• Data excerpts:
((

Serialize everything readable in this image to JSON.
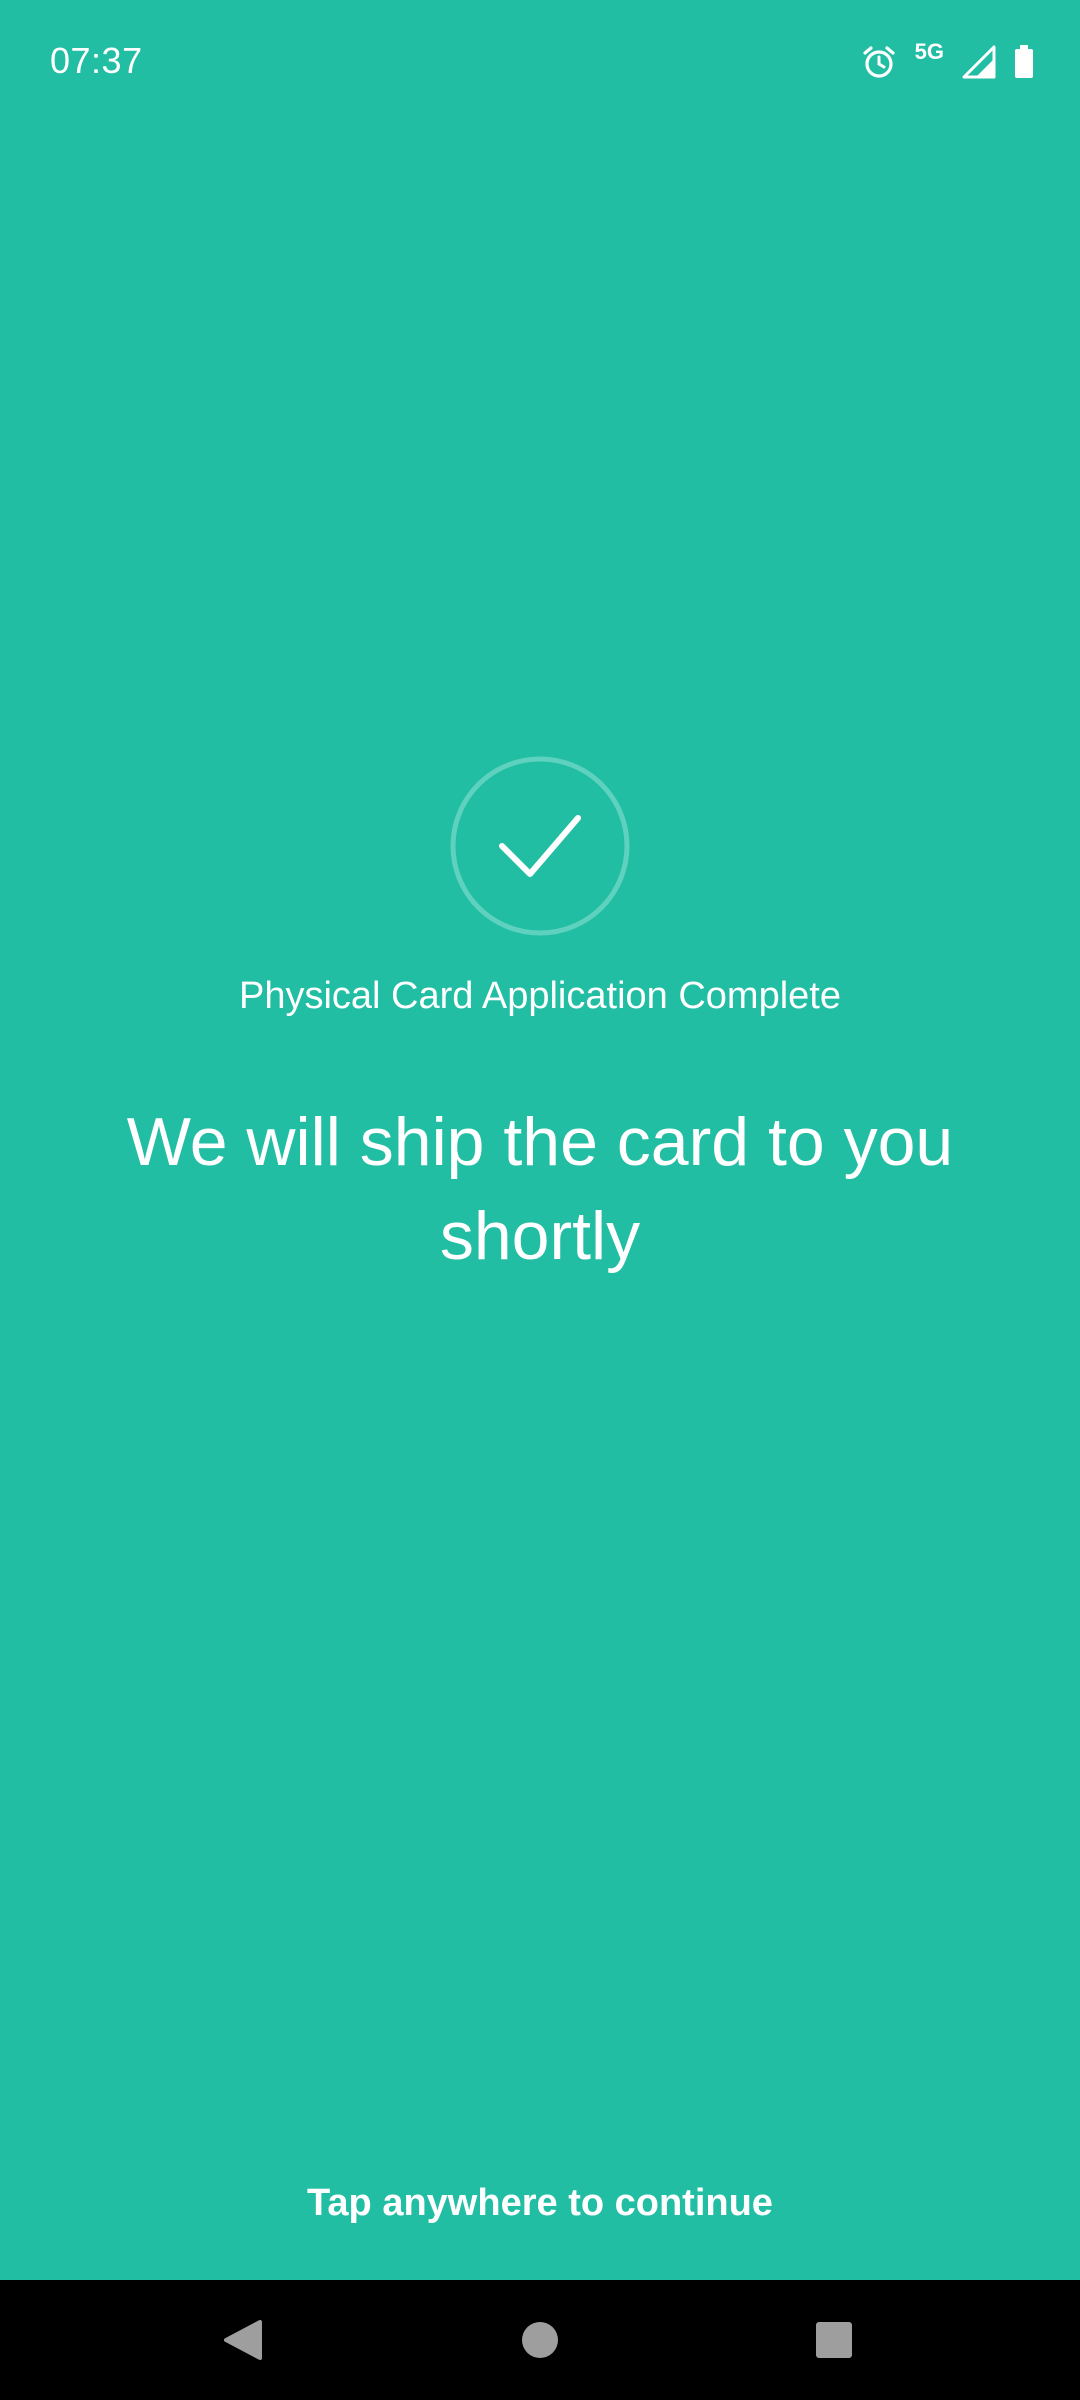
{
  "status_bar": {
    "time": "07:37",
    "network": "5G",
    "icons": [
      "alarm-icon",
      "signal-icon",
      "battery-icon"
    ]
  },
  "main": {
    "status_icon": "check-circle-icon",
    "subtitle": "Physical Card Application Complete",
    "headline": "We will ship the card to you shortly",
    "continue_hint": "Tap anywhere to continue"
  },
  "nav_bar": {
    "buttons": [
      "back-icon",
      "home-icon",
      "recents-icon"
    ]
  },
  "colors": {
    "background": "#21bea4",
    "text": "#ffffff",
    "circle_ring": "#5fd1bf",
    "nav_bar": "#000000",
    "nav_icons": "#9e9e9e"
  }
}
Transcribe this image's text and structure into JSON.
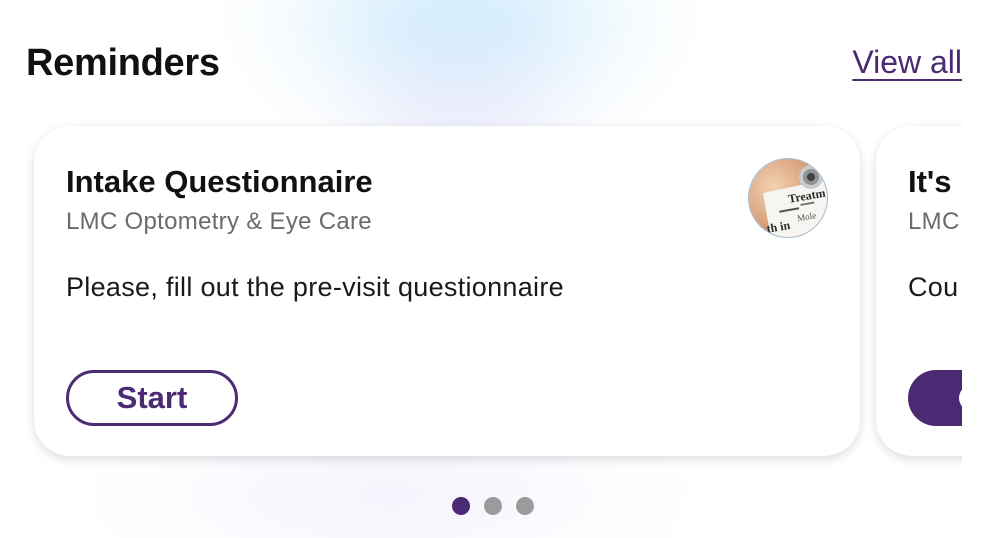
{
  "section": {
    "title": "Reminders",
    "view_all_label": "View all"
  },
  "cards": [
    {
      "title": "Intake Questionnaire",
      "provider": "LMC Optometry & Eye Care",
      "message": "Please, fill out the pre-visit questionnaire",
      "action_label": "Start",
      "avatar_icon": "prescription-document-photo"
    },
    {
      "title": "It's",
      "provider": "LMC",
      "message": "Cou",
      "action_label": ""
    }
  ],
  "pagination": {
    "total": 3,
    "active_index": 0
  },
  "colors": {
    "accent": "#4a2a72",
    "inactive_dot": "#9b9b9b"
  }
}
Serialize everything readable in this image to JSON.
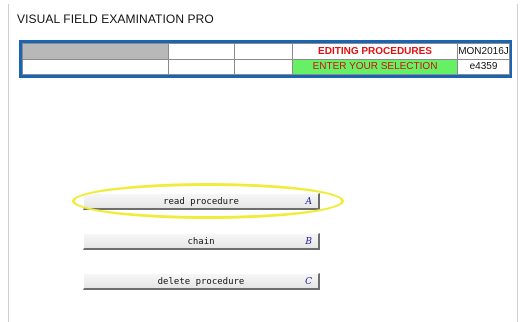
{
  "app": {
    "title": "VISUAL FIELD EXAMINATION PRO"
  },
  "status_bar": {
    "mode": "EDITING PROCEDURES",
    "prompt": "ENTER YOUR SELECTION",
    "code_top": "MON2016J",
    "code_bottom": "e4359"
  },
  "menu": [
    {
      "label": "read procedure",
      "key": "A"
    },
    {
      "label": "chain",
      "key": "B"
    },
    {
      "label": "delete procedure",
      "key": "C"
    }
  ],
  "colors": {
    "frame": "#1a64b4",
    "mode_text": "#e01010",
    "prompt_bg": "#66f066",
    "highlight": "#f0ec3a"
  }
}
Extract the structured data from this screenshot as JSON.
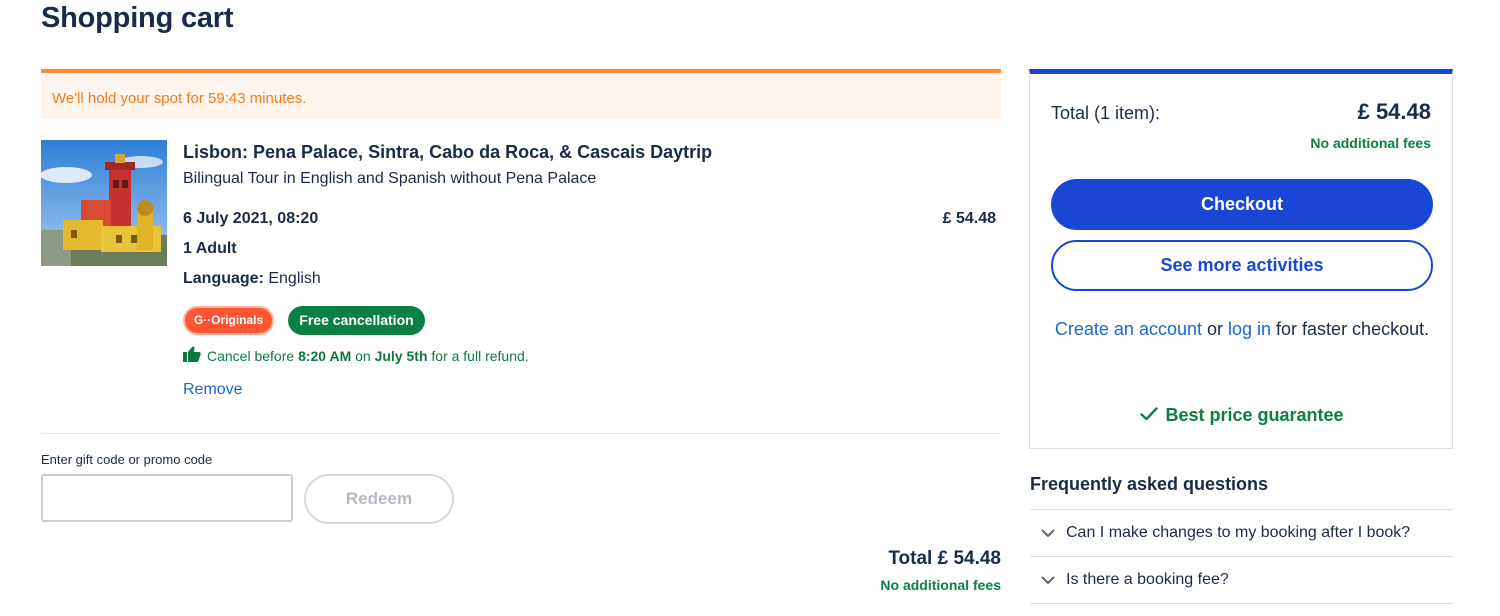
{
  "page": {
    "title": "Shopping cart"
  },
  "hold_banner": {
    "prefix": "We'll hold your spot for ",
    "time": "59:43",
    "suffix": " minutes."
  },
  "item": {
    "title": "Lisbon: Pena Palace, Sintra, Cabo da Roca, & Cascais Daytrip",
    "subtitle": "Bilingual Tour in English and Spanish without Pena Palace",
    "date": "6 July 2021, 08:20",
    "price": "£ 54.48",
    "participants": "1 Adult",
    "language_label": "Language:",
    "language_value": "English",
    "badges": {
      "originals": "G··Originals",
      "free_cancellation": "Free cancellation"
    },
    "cancel_note": {
      "prefix": "Cancel before ",
      "deadline": "8:20 AM",
      "middle": " on ",
      "date": "July 5th",
      "suffix": " for a full refund."
    },
    "remove_label": "Remove"
  },
  "promo": {
    "label": "Enter gift code or promo code",
    "input_value": "",
    "placeholder": "",
    "redeem_label": "Redeem"
  },
  "bottom_total": {
    "label": "Total",
    "value": "£ 54.48",
    "fees_note": "No additional fees"
  },
  "summary": {
    "total_label": "Total (1 item):",
    "total_value": "£ 54.48",
    "fees_note": "No additional fees",
    "checkout_label": "Checkout",
    "more_activities_label": "See more activities",
    "account": {
      "create_link": "Create an account",
      "or": " or ",
      "login_link": "log in",
      "suffix": " for faster checkout."
    },
    "best_price": "Best price guarantee"
  },
  "faq": {
    "title": "Frequently asked questions",
    "items": [
      {
        "question": "Can I make changes to my booking after I book?"
      },
      {
        "question": "Is there a booking fee?"
      }
    ]
  },
  "colors": {
    "brand_blue": "#1a46d6",
    "link_blue": "#1a68d1",
    "success_green": "#0a8045",
    "warning_orange": "#ff8d2e",
    "originals_red": "#ff5533"
  },
  "icons": {
    "thumbs_up": "thumbs-up-icon",
    "check": "check-icon",
    "chevron": "chevron-down-icon"
  }
}
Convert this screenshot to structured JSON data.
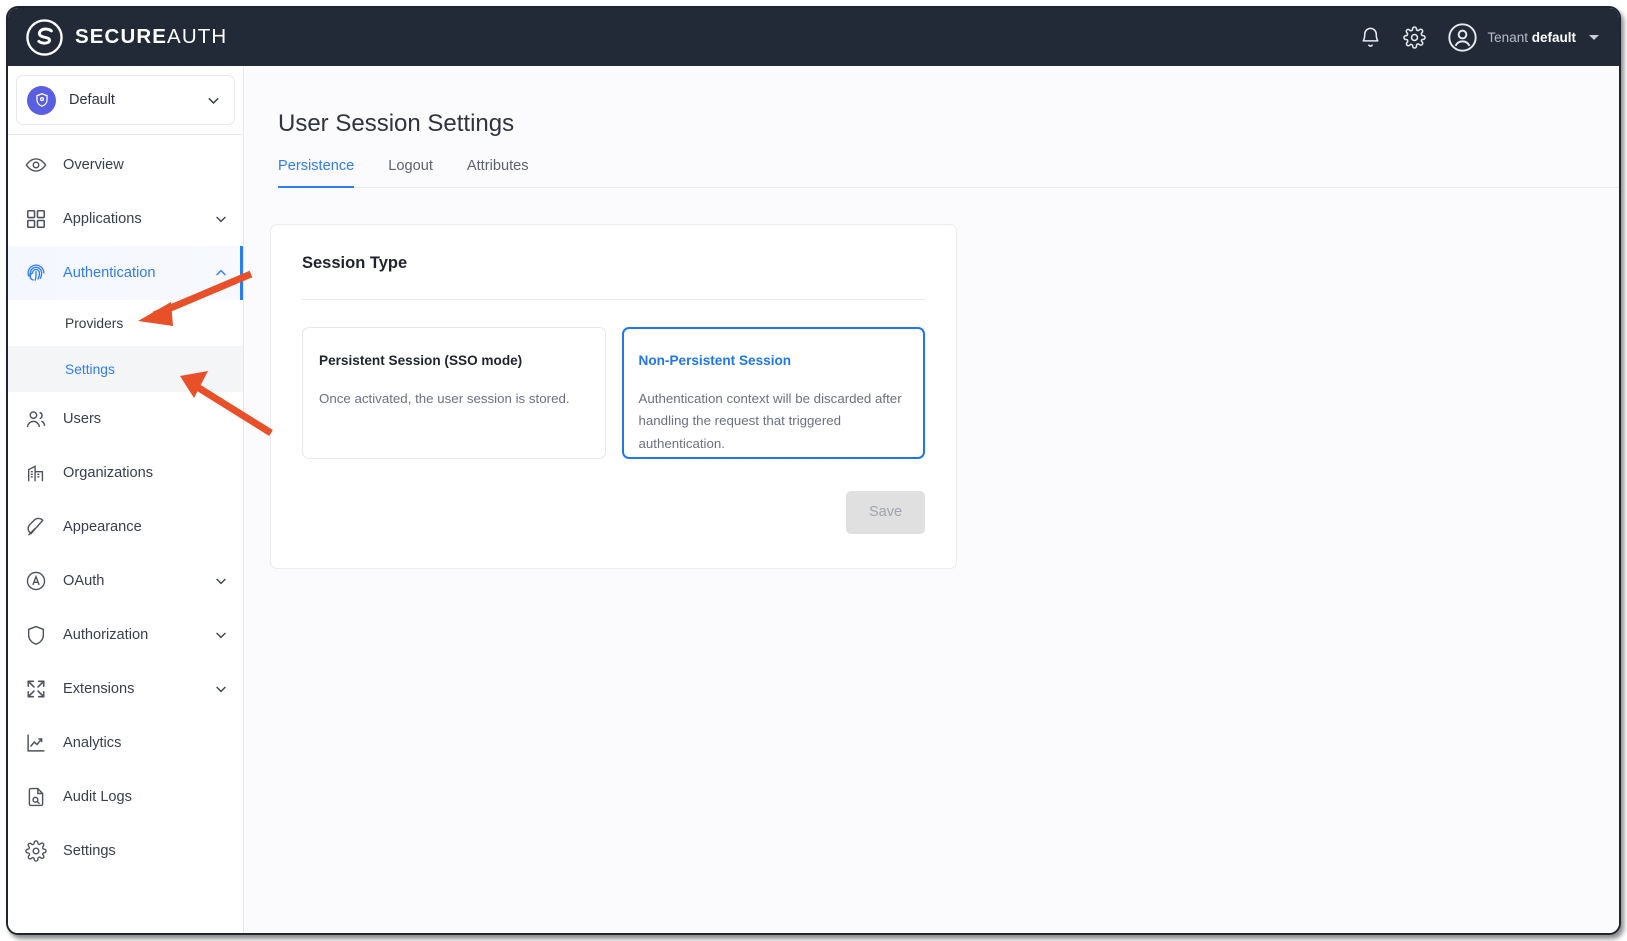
{
  "topbar": {
    "logo_bold": "SECURE",
    "logo_light": "AUTH",
    "logo_icon": "secureauth-s-logo",
    "bell_icon": "notification-bell-icon",
    "gear_icon": "gear-icon",
    "avatar_icon": "user-avatar-icon",
    "tenant_prefix": "Tenant",
    "tenant_name": "default",
    "background": "#222a38"
  },
  "sidebar": {
    "workspace": {
      "label": "Default",
      "icon": "shield-badge-icon",
      "badge_color": "#5a5ee0",
      "caret": "chevron-down-icon"
    },
    "items": [
      {
        "label": "Overview",
        "icon": "eye-icon",
        "expandable": false,
        "active": false
      },
      {
        "label": "Applications",
        "icon": "grid-squares-icon",
        "expandable": true,
        "active": false
      },
      {
        "label": "Authentication",
        "icon": "fingerprint-icon",
        "expandable": true,
        "active": true,
        "expanded": true
      },
      {
        "label": "Users",
        "icon": "users-icon",
        "expandable": false,
        "active": false
      },
      {
        "label": "Organizations",
        "icon": "building-icon",
        "expandable": false,
        "active": false
      },
      {
        "label": "Appearance",
        "icon": "feather-pen-icon",
        "expandable": false,
        "active": false
      },
      {
        "label": "OAuth",
        "icon": "circle-a-icon",
        "expandable": true,
        "active": false
      },
      {
        "label": "Authorization",
        "icon": "shield-icon",
        "expandable": true,
        "active": false
      },
      {
        "label": "Extensions",
        "icon": "expand-arrows-icon",
        "expandable": true,
        "active": false
      },
      {
        "label": "Analytics",
        "icon": "line-chart-icon",
        "expandable": false,
        "active": false
      },
      {
        "label": "Audit Logs",
        "icon": "document-search-icon",
        "expandable": false,
        "active": false
      },
      {
        "label": "Settings",
        "icon": "gear-icon",
        "expandable": false,
        "active": false
      }
    ],
    "authentication_subitems": [
      {
        "label": "Providers",
        "active": false
      },
      {
        "label": "Settings",
        "active": true
      }
    ],
    "active_color": "#2f7cf6",
    "active_bar_color": "#2b7df5"
  },
  "main": {
    "page_title": "User Session Settings",
    "tabs": [
      {
        "label": "Persistence",
        "active": true
      },
      {
        "label": "Logout",
        "active": false
      },
      {
        "label": "Attributes",
        "active": false
      }
    ],
    "panel": {
      "title": "Session Type",
      "options": [
        {
          "title": "Persistent Session (SSO mode)",
          "description": "Once activated, the user session is stored.",
          "selected": false
        },
        {
          "title": "Non-Persistent Session",
          "description": "Authentication context will be discarded after handling the request that triggered authentication.",
          "selected": true
        }
      ],
      "save_label": "Save",
      "save_disabled": true,
      "selected_border_color": "#2176f0"
    }
  },
  "annotations": {
    "arrow_color": "#e8502a",
    "arrows": [
      {
        "name": "arrow-to-providers",
        "points_to": "Providers"
      },
      {
        "name": "arrow-to-settings",
        "points_to": "Settings"
      }
    ]
  }
}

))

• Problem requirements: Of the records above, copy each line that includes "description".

• Solution to this problem:
          "description": "Once activated, the user session is stored.",
          "description": "Authentication context will be discarded after handling the request that triggered authentication.",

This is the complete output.